Chapter 6 – Brain and Spine

Spine Fracture

ACR – Neurologic – Low Back Pain, Variant 2

Case

T12, ventral, vertebral, compression fracture

Clinical:

History – This 65 year old female experienced severe low back pain after jumping down from the back of a pick-up truck.

Symptoms – Upper, low back pain.

Physical – Bent forward due to back pain. Pain ranked as severe, 7 – 8/10. Range of motion of the spine was very diminished. No neurological symptoms or red flags.

DDx:

Disc herniation

Muscle spasms

Vertebral compression fracture

Imaging Recommendation

ACR – Neurologic – Low Back Pain, Variant 9

Advanced imaging with CT or MR of the spine, neurologic symptoms favour obtaining MR

X-rays are useful for screening and localization

ODIN Link for Spine Trauma images (x-ray and CT), Figures 6.8A and B: https://mistr.usask.ca/odin/?caseID=20150311230928657
Figure 6.8A Lateral x-ray of the lower spine, T12 fracture.

 

Figure 6.8B Sagittal Reformat of a CT Scan of the lower spine, T12 fracture.

Imaging Assessment

Findings:

There was a ventral, cranial, end plate, fracture of the T12 vertebral body. This was a mild compression fracture. There was minimal osteopenia of the bones. Nil else.

CT imaging did not reveal any suspicious skeletal lesions.

Interpretation:

Minor compression fracture. Probably osteoporotic.

Advanced spine imaging (CT or MR) can help to rule out malignancy, or infection, if there is clinical concern.

Diagnosis:

T12, ventral, vertebral compression fracture

Discussion:

Vertebral compression fractures can be caused by osteoporosis, direct acute trauma in an otherwise healthy vertebra, and neoplasms. Neoplasms causing vertebral compression fractures include: 1) primary bone neoplasms (hemangiomas, giant cell tumors), 2) infiltrative neoplasms (multiple myeloma, lymphoma), and 3) metastatic neoplasms. Osteoporotic vertebral compression fractures are the most commonly encountered fractures that require surgical and medical treatment and are the focus of this narrative.

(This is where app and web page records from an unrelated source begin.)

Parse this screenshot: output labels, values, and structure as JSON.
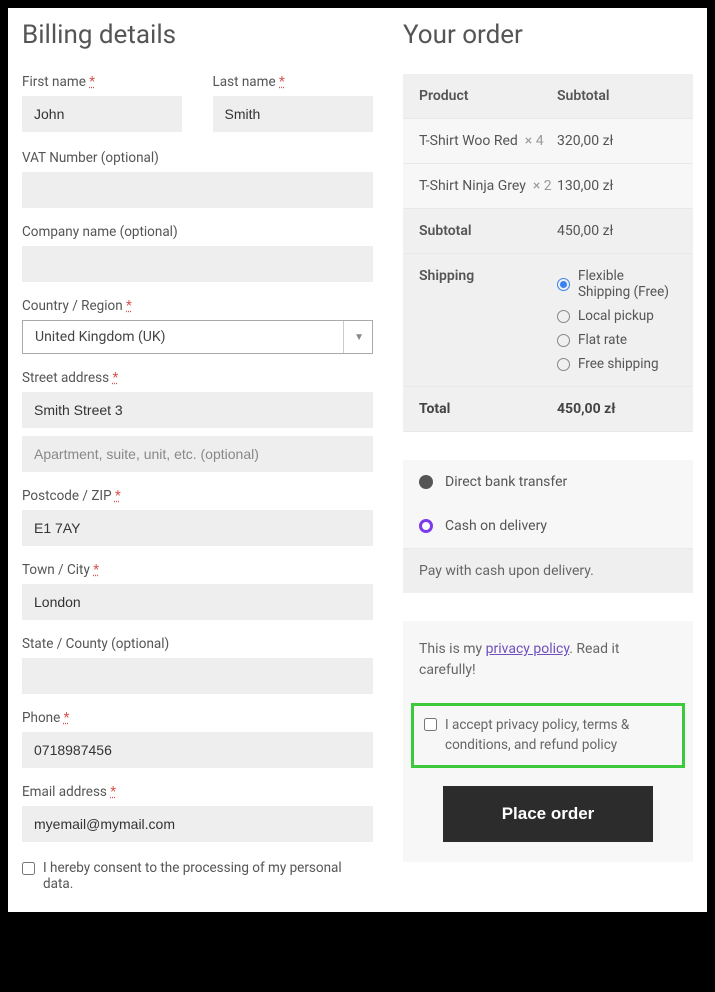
{
  "billing": {
    "heading": "Billing details",
    "first_name": {
      "label": "First name",
      "value": "John"
    },
    "last_name": {
      "label": "Last name",
      "value": "Smith"
    },
    "vat": {
      "label": "VAT Number (optional)",
      "value": ""
    },
    "company": {
      "label": "Company name (optional)",
      "value": ""
    },
    "country": {
      "label": "Country / Region",
      "value": "United Kingdom (UK)"
    },
    "street": {
      "label": "Street address",
      "value": "Smith Street 3",
      "placeholder2": "Apartment, suite, unit, etc. (optional)"
    },
    "postcode": {
      "label": "Postcode / ZIP",
      "value": "E1 7AY"
    },
    "town": {
      "label": "Town / City",
      "value": "London"
    },
    "state": {
      "label": "State / County (optional)",
      "value": ""
    },
    "phone": {
      "label": "Phone",
      "value": "0718987456"
    },
    "email": {
      "label": "Email address",
      "value": "myemail@mymail.com"
    },
    "consent": "I hereby consent to the processing of my personal data."
  },
  "order": {
    "heading": "Your order",
    "th_product": "Product",
    "th_subtotal": "Subtotal",
    "items": [
      {
        "name": "T-Shirt Woo Red",
        "qty": "× 4",
        "subtotal": "320,00 zł"
      },
      {
        "name": "T-Shirt Ninja Grey",
        "qty": "× 2",
        "subtotal": "130,00 zł"
      }
    ],
    "subtotal_label": "Subtotal",
    "subtotal_value": "450,00 zł",
    "shipping_label": "Shipping",
    "shipping_options": [
      {
        "label": "Flexible Shipping (Free)",
        "selected": true
      },
      {
        "label": "Local pickup",
        "selected": false
      },
      {
        "label": "Flat rate",
        "selected": false
      },
      {
        "label": "Free shipping",
        "selected": false
      }
    ],
    "total_label": "Total",
    "total_value": "450,00 zł"
  },
  "payment": {
    "bank": "Direct bank transfer",
    "cod": "Cash on delivery",
    "desc": "Pay with cash upon delivery."
  },
  "privacy": {
    "pre": "This is my ",
    "link": "privacy policy",
    "post": ". Read it carefully!",
    "accept": "I accept privacy policy, terms & conditions, and refund policy",
    "place_order": "Place order"
  }
}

Postmenopausal women represent the majority of patients at risk for developing osteoporotic fractures of any type, and vertebral compression fractures represent 25% of osteoporotic fractures. Painful vertebral compression fractures may cause a marked decline in physical activity and quality of life, leading to general physical de-conditioning. This, in turn, may prompt further complications related to poor inspiratory effort (atelectasis and pneumonia) and venous stasis (deep venous thrombosis and pulmonary embolism).

Successful management of painful vertebral compression fractures has the potential for improving quality of life, increasing the expectancy of an independent and/or productive life, and preventing superimposed medical complications. Some have suggested that management of painful vertebral compression fractures may also have a cost benefit for society as a whole; however, assessment of any potential societal benefits is difficult due to the inexactness of methods for quantifying pain-related disability.

Management Overview

The traditional first-line treatment of painful vertebral compression fractures is conservative management, which includes medical management with or without methods of immobility. Most pain-related symptoms from vertebral compression fractures are resolved with this management. Successful medical management also involves appropriate screening for osteoporosis and appropriate follow-up treatment.


Attributions

Figure 6.8A Lateral x-ray of the lower spine, T12 fracture by Dr. Brent Burbridge MD, FRCPC, University Medical Imaging Consultants, College of Medicine, University of Saskatchewan is used under a CC-BY-NC-SA 4.0 license.

Figure 6.8B Sagittal CT, reformat, of the lower spine, T12 fracture by Dr. Brent Burbridge MD, FRCPC, University Medical Imaging Consultants, College of Medicine, University of Saskatchewan is used under a CC-BY-NC-SA 4.0 license.

License

Icon for the Creative Commons Attribution-NonCommercial-ShareAlike 4.0 International License

Spine Fracture by Brent Burbridge is licensed under a Creative Commons Attribution-NonCommercial-ShareAlike 4.0 International License, except where otherwise noted.